    What else can we wish for a nation that was once the hot bed for Christianity.

    It’s not about how low you fall but how you are able to rise up from the fall.

  • Interesting discourse on the difference between Rome and Byzantium, but at the risk of sounding purely Roman:

    Greece needs to grow up and enter the adult world. Life is not about running up insane indebtedness over and over again and then refusing to take responsibility for it.

    The scary thing, of course, is that America can become Greece if it doesn’t slam on the brakes.

  • yes, yes you condem the greeks and call them names looking down upon them from your “ivory tower” after all they have and continue to endure. what they have been stripped of time and time again through the centuries by many kinds and even when they asked of the west “brothers in christ” it was to be at the cost of their souls and never fully given as promised. you rome are in no position to pass judgement on the greeks for any reason. you may break them economically but as you can clearly see the proud greeks will always pull themselves back up until another one of your kind storms in again to knock her down. i see not the hand of god in you. how sad.

  • St. Pope John Paul II prophetically called us to breath with both lungs,
    East and West…

    Intrigued by the way you connected things in this crisis… thank you

  • Break the Greeks economically?
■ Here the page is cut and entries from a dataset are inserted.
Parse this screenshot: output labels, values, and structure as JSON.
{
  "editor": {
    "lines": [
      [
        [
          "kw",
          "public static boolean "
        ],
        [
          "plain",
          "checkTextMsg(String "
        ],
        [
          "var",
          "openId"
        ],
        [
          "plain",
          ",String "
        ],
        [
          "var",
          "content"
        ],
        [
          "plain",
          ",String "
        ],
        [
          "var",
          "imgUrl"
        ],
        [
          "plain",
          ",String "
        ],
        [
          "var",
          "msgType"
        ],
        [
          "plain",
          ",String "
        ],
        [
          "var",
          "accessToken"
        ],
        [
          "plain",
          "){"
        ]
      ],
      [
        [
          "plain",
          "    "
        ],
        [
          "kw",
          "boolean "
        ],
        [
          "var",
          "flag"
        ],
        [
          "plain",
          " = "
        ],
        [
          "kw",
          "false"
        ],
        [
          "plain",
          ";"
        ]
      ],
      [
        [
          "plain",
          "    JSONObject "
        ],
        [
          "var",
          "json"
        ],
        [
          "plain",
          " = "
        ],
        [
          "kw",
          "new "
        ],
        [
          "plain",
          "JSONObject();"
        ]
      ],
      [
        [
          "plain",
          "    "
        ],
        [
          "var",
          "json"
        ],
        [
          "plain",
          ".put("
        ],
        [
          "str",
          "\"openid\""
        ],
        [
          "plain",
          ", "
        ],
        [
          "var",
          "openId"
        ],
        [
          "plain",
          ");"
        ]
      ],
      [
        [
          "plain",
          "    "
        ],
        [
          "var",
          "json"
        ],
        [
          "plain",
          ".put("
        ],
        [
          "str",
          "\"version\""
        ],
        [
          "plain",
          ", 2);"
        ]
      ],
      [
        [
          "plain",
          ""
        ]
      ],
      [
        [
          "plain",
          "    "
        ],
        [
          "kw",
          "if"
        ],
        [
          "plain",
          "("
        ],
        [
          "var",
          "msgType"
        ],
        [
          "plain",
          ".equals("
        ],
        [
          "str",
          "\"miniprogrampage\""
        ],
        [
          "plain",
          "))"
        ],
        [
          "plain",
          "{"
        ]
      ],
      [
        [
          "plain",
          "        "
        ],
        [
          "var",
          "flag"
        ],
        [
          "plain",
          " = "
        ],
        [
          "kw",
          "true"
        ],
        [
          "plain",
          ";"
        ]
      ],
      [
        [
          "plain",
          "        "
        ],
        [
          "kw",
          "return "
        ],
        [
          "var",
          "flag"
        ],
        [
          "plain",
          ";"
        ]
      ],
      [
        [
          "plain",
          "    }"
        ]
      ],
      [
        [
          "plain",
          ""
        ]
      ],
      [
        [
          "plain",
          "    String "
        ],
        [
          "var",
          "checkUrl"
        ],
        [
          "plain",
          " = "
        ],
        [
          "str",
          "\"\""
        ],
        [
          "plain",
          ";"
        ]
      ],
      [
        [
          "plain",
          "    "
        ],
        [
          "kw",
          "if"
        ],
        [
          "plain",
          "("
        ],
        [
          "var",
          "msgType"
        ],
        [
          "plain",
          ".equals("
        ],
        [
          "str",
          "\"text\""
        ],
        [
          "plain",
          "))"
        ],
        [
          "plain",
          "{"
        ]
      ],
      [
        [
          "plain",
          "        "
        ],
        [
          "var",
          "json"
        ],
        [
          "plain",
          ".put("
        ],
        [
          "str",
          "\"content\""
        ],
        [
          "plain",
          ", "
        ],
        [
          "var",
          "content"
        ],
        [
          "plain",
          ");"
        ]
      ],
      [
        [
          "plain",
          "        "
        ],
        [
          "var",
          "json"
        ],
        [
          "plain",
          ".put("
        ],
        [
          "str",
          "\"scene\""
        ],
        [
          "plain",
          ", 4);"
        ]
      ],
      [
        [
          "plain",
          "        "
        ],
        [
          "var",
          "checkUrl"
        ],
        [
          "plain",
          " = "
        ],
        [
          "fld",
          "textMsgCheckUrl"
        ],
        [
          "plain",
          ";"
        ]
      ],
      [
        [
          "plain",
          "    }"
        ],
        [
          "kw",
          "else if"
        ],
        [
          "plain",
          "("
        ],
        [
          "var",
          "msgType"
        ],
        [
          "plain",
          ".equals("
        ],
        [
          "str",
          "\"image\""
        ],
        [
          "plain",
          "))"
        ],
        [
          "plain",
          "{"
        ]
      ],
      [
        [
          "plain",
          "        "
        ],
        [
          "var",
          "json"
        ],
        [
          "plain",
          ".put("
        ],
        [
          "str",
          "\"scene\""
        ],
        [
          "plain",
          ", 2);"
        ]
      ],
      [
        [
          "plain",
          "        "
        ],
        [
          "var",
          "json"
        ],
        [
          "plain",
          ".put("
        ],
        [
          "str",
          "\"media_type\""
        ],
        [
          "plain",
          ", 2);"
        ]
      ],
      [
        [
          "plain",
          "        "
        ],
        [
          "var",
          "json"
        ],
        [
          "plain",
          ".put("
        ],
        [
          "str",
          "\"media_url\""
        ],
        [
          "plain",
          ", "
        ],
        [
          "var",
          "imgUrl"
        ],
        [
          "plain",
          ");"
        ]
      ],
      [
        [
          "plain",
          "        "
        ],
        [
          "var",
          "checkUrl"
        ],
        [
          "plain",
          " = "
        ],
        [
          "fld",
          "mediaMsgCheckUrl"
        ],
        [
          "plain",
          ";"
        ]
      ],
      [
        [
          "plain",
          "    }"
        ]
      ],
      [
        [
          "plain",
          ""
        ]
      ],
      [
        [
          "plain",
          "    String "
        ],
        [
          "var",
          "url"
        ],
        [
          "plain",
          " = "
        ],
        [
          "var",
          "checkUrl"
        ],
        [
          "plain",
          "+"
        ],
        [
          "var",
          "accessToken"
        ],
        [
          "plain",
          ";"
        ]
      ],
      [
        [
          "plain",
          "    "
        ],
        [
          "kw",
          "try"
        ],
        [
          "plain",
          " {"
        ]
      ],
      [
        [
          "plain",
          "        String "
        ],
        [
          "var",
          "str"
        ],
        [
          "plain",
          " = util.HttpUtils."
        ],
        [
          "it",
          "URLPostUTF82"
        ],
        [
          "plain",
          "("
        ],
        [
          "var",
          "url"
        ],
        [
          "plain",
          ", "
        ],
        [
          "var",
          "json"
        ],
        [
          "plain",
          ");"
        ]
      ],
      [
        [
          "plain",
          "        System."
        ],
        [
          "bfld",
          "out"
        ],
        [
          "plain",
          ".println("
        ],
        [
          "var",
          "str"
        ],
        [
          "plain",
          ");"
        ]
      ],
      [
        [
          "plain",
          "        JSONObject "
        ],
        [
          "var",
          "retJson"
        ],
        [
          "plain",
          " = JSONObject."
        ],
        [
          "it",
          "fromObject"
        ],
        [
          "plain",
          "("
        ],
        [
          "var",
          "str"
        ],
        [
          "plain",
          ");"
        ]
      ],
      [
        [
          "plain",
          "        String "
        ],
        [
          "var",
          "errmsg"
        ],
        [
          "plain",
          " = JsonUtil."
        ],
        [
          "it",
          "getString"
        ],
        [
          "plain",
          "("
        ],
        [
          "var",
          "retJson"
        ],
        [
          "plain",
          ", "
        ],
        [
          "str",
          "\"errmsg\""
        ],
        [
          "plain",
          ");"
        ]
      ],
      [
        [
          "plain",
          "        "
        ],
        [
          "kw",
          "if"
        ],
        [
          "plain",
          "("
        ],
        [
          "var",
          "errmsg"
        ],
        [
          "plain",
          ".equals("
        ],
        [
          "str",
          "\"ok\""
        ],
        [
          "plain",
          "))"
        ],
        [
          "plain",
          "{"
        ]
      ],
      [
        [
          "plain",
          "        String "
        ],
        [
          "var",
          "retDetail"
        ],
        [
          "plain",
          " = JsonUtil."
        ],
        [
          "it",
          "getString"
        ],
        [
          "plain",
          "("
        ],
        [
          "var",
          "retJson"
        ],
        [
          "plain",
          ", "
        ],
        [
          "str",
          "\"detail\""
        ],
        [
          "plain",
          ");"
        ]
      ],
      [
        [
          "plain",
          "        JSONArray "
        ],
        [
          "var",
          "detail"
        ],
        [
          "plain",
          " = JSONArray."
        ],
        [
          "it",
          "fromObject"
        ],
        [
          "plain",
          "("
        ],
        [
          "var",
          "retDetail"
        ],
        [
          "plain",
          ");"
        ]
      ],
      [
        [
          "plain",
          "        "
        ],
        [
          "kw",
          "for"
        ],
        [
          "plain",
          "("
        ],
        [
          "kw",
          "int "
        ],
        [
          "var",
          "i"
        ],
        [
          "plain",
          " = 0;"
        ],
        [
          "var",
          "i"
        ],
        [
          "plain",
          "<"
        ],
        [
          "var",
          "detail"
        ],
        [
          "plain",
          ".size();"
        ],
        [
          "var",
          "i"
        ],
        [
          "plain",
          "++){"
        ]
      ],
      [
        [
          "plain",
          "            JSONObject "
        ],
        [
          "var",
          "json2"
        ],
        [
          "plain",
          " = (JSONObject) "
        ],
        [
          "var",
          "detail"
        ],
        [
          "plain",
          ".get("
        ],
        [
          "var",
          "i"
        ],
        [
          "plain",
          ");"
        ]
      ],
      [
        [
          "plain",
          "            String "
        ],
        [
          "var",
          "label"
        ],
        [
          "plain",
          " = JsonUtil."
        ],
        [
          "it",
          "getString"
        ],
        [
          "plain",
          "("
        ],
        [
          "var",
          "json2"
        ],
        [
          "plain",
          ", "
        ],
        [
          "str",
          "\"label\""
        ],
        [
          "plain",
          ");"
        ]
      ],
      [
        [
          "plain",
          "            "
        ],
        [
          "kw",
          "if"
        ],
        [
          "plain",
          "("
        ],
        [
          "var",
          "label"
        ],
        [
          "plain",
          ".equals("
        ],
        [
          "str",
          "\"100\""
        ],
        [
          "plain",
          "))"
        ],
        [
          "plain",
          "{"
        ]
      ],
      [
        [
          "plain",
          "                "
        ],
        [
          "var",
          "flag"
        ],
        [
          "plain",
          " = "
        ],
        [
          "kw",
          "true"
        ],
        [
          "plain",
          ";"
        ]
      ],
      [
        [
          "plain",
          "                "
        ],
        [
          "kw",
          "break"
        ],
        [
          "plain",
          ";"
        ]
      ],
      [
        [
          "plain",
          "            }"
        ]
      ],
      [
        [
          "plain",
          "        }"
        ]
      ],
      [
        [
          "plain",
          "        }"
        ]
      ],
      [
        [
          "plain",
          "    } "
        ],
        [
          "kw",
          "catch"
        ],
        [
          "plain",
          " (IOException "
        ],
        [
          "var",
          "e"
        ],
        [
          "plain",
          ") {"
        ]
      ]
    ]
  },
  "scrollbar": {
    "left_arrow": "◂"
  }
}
They borrowed billions and billions of dollars that they couldn’t pay back, did nothing to stop their runaway spending that they couldn’t afford, and have endangered at least the European economy, if not the world economy, by defaulting.

    The United States is currently some $16 trillion in debt, a lot of it accrued by people who claim that deficit spending is a horrible idea to be avoided – the Republican Party. President Obama basically saved the world’s economy by placing us a few trillion more in debt.

    The only reason we have survived such reckless and runaway spending is because our manufacturing and services industry base is so strong. But eventually, there will be a time of reckoning.

    It is disgusting to me that we have mortgaged the future in order to finance imperialist dreams today, to play with the Russians, or to supply corporate welfare to big business . The whole world may end up paying for it.

  • I’m intrigued by Silk’s East-West analysis, but if he’s going ot make this a purely theological–rather than sound-economics-and-finance argument, then he falls short of Christ’s words on forgiveness . . .by that measure, essentially the Greeks can go forth in their corrupt over-spending and under-producing, and the thrifty, stoic Germans have to forgive and bail them out fully 70-times-7 . . . What are we up to at this point? This has been going on since the early 2000’s.

  • I had seen commentators compare the conflict to a theological distinction between stark German Protestantism and Catholic rituals of forgiveness, but your discussion of a much earlier theological debate is enlightening. The question now (to follow Agamben) is basically which model increases economic wealth (prosperity) more, just as the debates of Economia always revolved around how best to increase God’s glory. As to Sabelotodo2’s comment: Germany has also required mercy in its time (1953). If anyone should understand the dire consequences of a harsh insistence on payback, it’s the Germans.